■ What needs to be done ■
What you return should match the data word for word, minus the images.

■ Data extracts ■
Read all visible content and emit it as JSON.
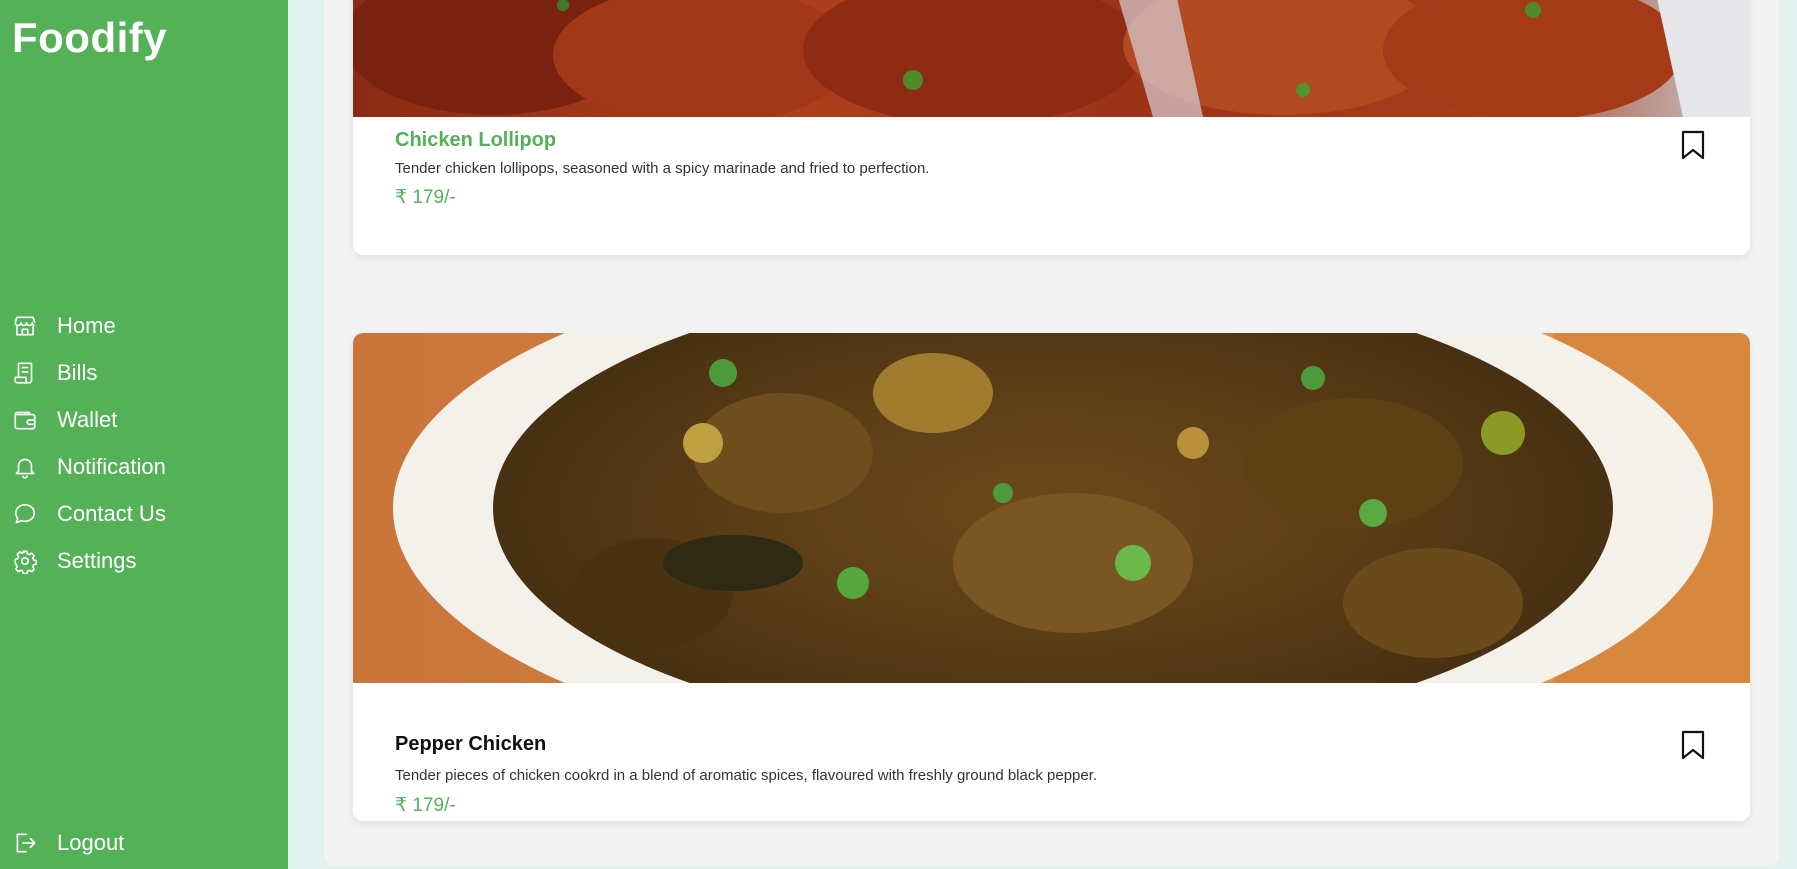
{
  "app": {
    "brand": "Foodify",
    "accent_color": "#54b158"
  },
  "sidebar": {
    "items": [
      {
        "label": "Home",
        "icon": "store-icon"
      },
      {
        "label": "Bills",
        "icon": "receipt-icon"
      },
      {
        "label": "Wallet",
        "icon": "wallet-icon"
      },
      {
        "label": "Notification",
        "icon": "bell-icon"
      },
      {
        "label": "Contact Us",
        "icon": "chat-icon"
      },
      {
        "label": "Settings",
        "icon": "gear-icon"
      }
    ],
    "logout": {
      "label": "Logout",
      "icon": "logout-icon"
    }
  },
  "dishes": [
    {
      "name": "Chicken Lollipop",
      "description": "Tender chicken lollipops, seasoned with a spicy marinade and fried to perfection.",
      "price": "₹ 179/-",
      "bookmark_icon": "bookmark-icon",
      "title_color": "#54b158"
    },
    {
      "name": "Pepper Chicken",
      "description": "Tender pieces of chicken cookrd in a blend of aromatic spices, flavoured with freshly ground black pepper.",
      "price": "₹ 179/-",
      "bookmark_icon": "bookmark-icon",
      "title_color": "#111111"
    }
  ]
}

■ Result of the exercise ■
Read all visible content and emit it as JSON.
{
  "app": {
    "brand": "Foodify",
    "accent_color": "#54b158"
  },
  "sidebar": {
    "items": [
      {
        "label": "Home",
        "icon": "store-icon"
      },
      {
        "label": "Bills",
        "icon": "receipt-icon"
      },
      {
        "label": "Wallet",
        "icon": "wallet-icon"
      },
      {
        "label": "Notification",
        "icon": "bell-icon"
      },
      {
        "label": "Contact Us",
        "icon": "chat-icon"
      },
      {
        "label": "Settings",
        "icon": "gear-icon"
      }
    ],
    "logout": {
      "label": "Logout",
      "icon": "logout-icon"
    }
  },
  "dishes": [
    {
      "name": "Chicken Lollipop",
      "description": "Tender chicken lollipops, seasoned with a spicy marinade and fried to perfection.",
      "price": "₹ 179/-",
      "bookmark_icon": "bookmark-icon",
      "title_color": "#54b158"
    },
    {
      "name": "Pepper Chicken",
      "description": "Tender pieces of chicken cookrd in a blend of aromatic spices, flavoured with freshly ground black pepper.",
      "price": "₹ 179/-",
      "bookmark_icon": "bookmark-icon",
      "title_color": "#111111"
    }
  ]
}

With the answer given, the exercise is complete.